What to Know About Independent Adoptions
While many women considering adoption have some difficulties finding an adoptive family for their baby, some women have already found what they’re looking for before they contact an adoption agency. If you’re in this situation, you may be wondering:
Can my friend legally adopt my baby?
If I know who I want to adopt my unborn baby, how can I get started?
My friend wants to adopt my baby; what should I tell her?
While it may seem like the perfect situation, there are some things to consider before “giving a child up” for adoption to a friend or someone you know.
Can You Give Your Baby Up for Adoption to Someone You Know?
You can definitely place for your baby for adoption with someone you know.
For many prospective birth mothers, this feels like the best option because they will truly know the person that is raising their child. They may imagine being able to spend their weekends with their baby or having a close relationship with the adoptive family. If you’re worried about having to get to know an adoptive family for the first time, placing your child with your friend or someone you know can help alleviate some of your worries.
However, you should also think about the potential drawbacks before deciding to place your child with a friend or someone you know:
Is Giving Your Child Up for Adoption to a Friend a Bad Idea?

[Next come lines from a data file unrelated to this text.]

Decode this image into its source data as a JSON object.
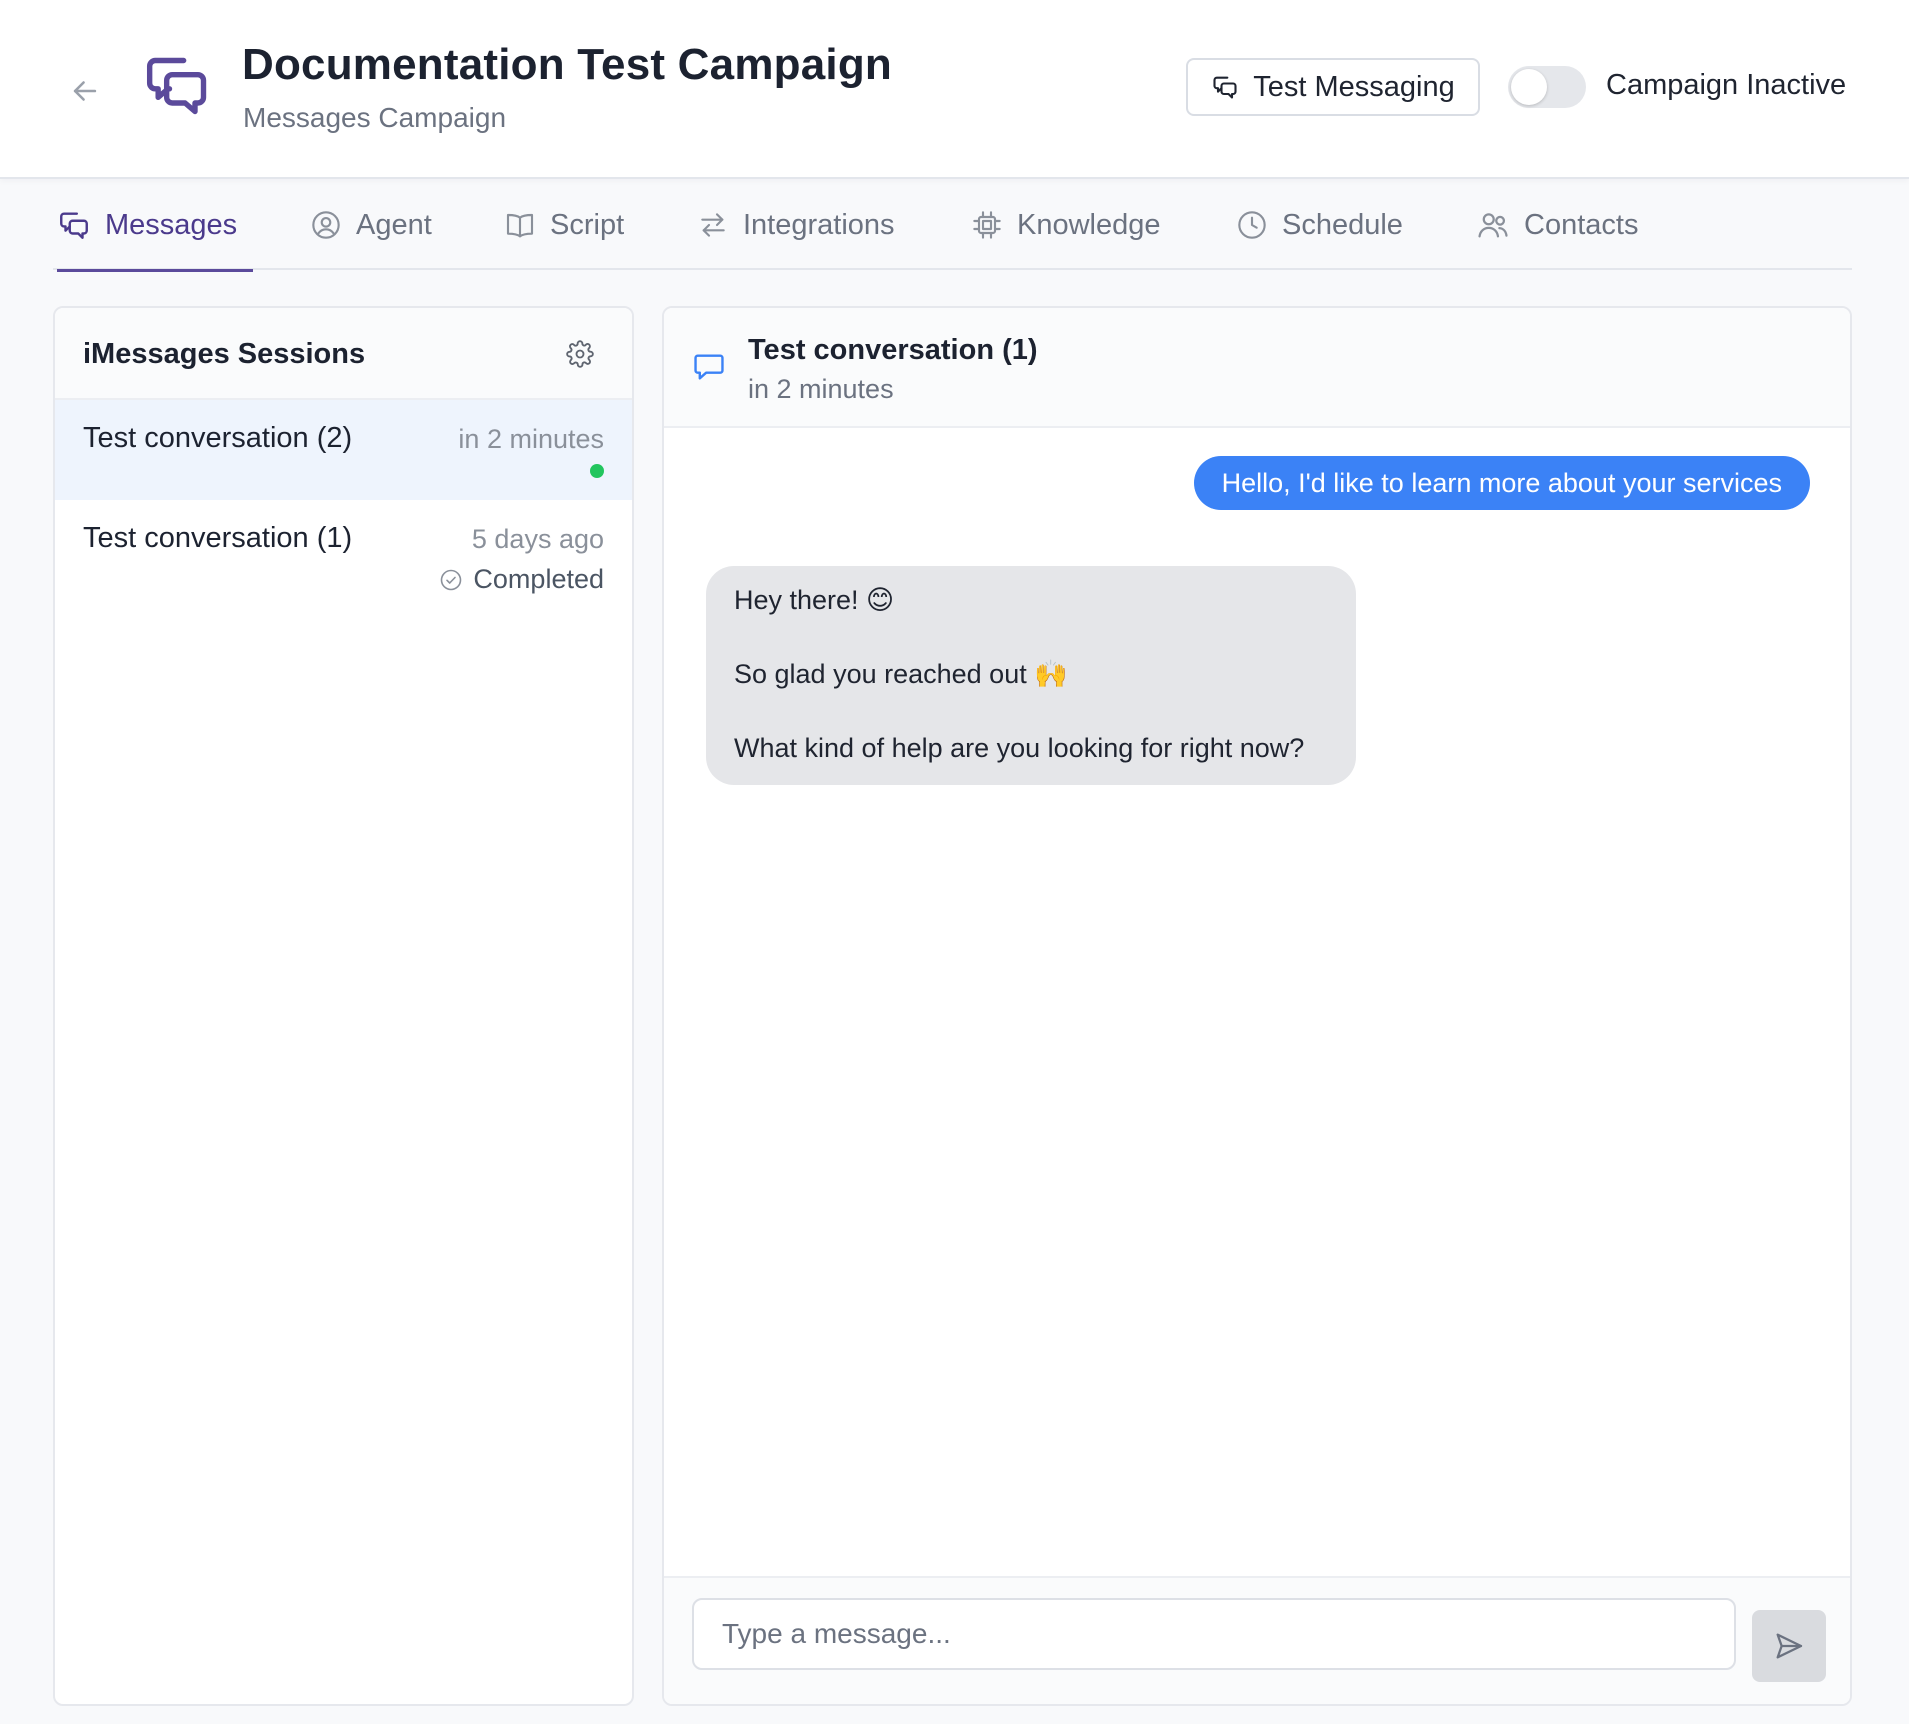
{
  "header": {
    "title": "Documentation Test Campaign",
    "subtitle": "Messages Campaign",
    "test_button_label": "Test Messaging",
    "status_label": "Campaign Inactive",
    "campaign_active": false,
    "brand_color": "#5b4a9b"
  },
  "tabs": [
    {
      "label": "Messages",
      "icon": "chat-bubbles-icon",
      "active": true
    },
    {
      "label": "Agent",
      "icon": "user-circle-icon",
      "active": false
    },
    {
      "label": "Script",
      "icon": "book-icon",
      "active": false
    },
    {
      "label": "Integrations",
      "icon": "arrows-exchange-icon",
      "active": false
    },
    {
      "label": "Knowledge",
      "icon": "chip-icon",
      "active": false
    },
    {
      "label": "Schedule",
      "icon": "clock-icon",
      "active": false
    },
    {
      "label": "Contacts",
      "icon": "users-icon",
      "active": false
    }
  ],
  "sessions": {
    "title": "iMessages Sessions",
    "items": [
      {
        "name": "Test conversation (2)",
        "time": "in 2 minutes",
        "online": true,
        "selected": true
      },
      {
        "name": "Test conversation (1)",
        "time": "5 days ago",
        "status": "Completed",
        "selected": false
      }
    ]
  },
  "chat": {
    "title": "Test conversation (1)",
    "subtitle": "in 2 minutes",
    "messages": [
      {
        "from": "user",
        "text": "Hello, I'd like to learn more about your services"
      },
      {
        "from": "agent",
        "lines": [
          "Hey there! 😊",
          "So glad you reached out 🙌",
          "What kind of help are you looking for right now?"
        ]
      }
    ],
    "input_placeholder": "Type a message...",
    "user_bubble_color": "#3b82f6",
    "agent_bubble_color": "#e5e6e9"
  }
}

This answer really depends on the relationship that you have with your friend. Even though you may be interested in learning, “Can a friend of the family adopt my children?” there is a lot to consider before you start the process. Ask yourself these questions:
How close are you and your friend?
Even if we mean them to, friendships don’t always last forever. Even the best of friends might start to drift apart or resent each other. Before you think about “giving a child up” for adoption to a friend, ask yourself if your friendship will still endure after the adoption is over and if you’re ready to set new boundaries with your friend to ensure your post-placement communication.
Will you be comfortable seeing your friend raise your child?
Even though you are your child’s birth mother, once the adoption is finalized, your parental rights will be terminated. This means that your friend will make the big decisions about how to raise your child. You will have to respect your friend’s parenting style, even when you don’t agree with them.
What do your friend’s other relationships look like?
Are you close with your friend’s family? What do you think of his or her significant other? These are the people that your child will spend the most time with, so you need to make sure that they’re ready to bring your child into their home and give him or her the love, care, and attention he or she deserves.
Are you hoping to get your baby back from your friend later on?
Adoption is a legally binding process, meaning that you can’t change your mind after the adoption is finalized. If you’re thinking of “giving a baby up” for adoption to a friend in order to parent him or her later on, you might want to look into temporary guardianship instead.
How to “Give Your Child Up” for Adoption to a Friend or Someone You Already Know
Even though it might not seem necessary if you’re completing an independent adoption, an adoption agency’s services can be invaluable for your upcoming process. Contacting a proper adoption professional should be the first step in every identified adoption situation.
Remember, every prospective birth mother that works with an adoption agency is entitled to the following free services:
- Financial assistance — An unexpected pregnancy can quickly turn into a financial burden. But, if you work with an adoption agency, you may be entitled to receive financial assistance (also known as your living expenses) during your adoption. This can help you cover to cost of rent, transportation, groceries, and more. You adoption specialist and adoption attorney can talk to you in more detail about what you’re entitled to receive.
- Legal representation — If you’re completing an independent adoption while you’re “giving a child up” for adoption to a friend, you’ll need to find a trusted attorney on your own. If you work with an adoption agency, however, they can connect you to an adoption specialist in your area.
- Counseling and educational resources — Having a counselor by your side during the adoption process should not be underestimated. No matter what the situation is, your adoption specialist will be there every step of the way to provide the resources you need.
Besides receiving these free services, the adoption process will be very similar to any newborn adoption. You’ll be in control of the entire process from the beginning to end and be able to decide every aspect of your child’s future.
Even if they’re your friends, the adoptive family that you’ve chosen will still need to complete the necessary background checks and clearances. In addition, you’ll also need to reach out to a trusted adoption attorney to finalize your adoption. An adoption agency can assist you both through all of these steps.
Ready to get started? Contact one of these adoption agencies today:
My Friend Wants to Adopt My Baby, But What are My Other Options?
“Giving a baby up” for adoption to a close friend isn’t the only way to make an adoption plan. You can also choose from many other adoptive families by working with an adoption professional.
Working with an adoption agency means that you’ll have access to hundreds of adoptive family profiles. These families are all pre‐screened, meaning that they are safe and ready to bring a child into their home. You will also receive professional guidance every step of the way, should you choose this path.
If you’d like to look at your other options, you have plenty of time to change your mind at any point during your unexpected pregnancy. Whenever you’re ready, your adoption specialist can send you a variety of family profiles for adoption that meet your criteria in an ideal family. Who knows? You may find the perfect match where you least expect it!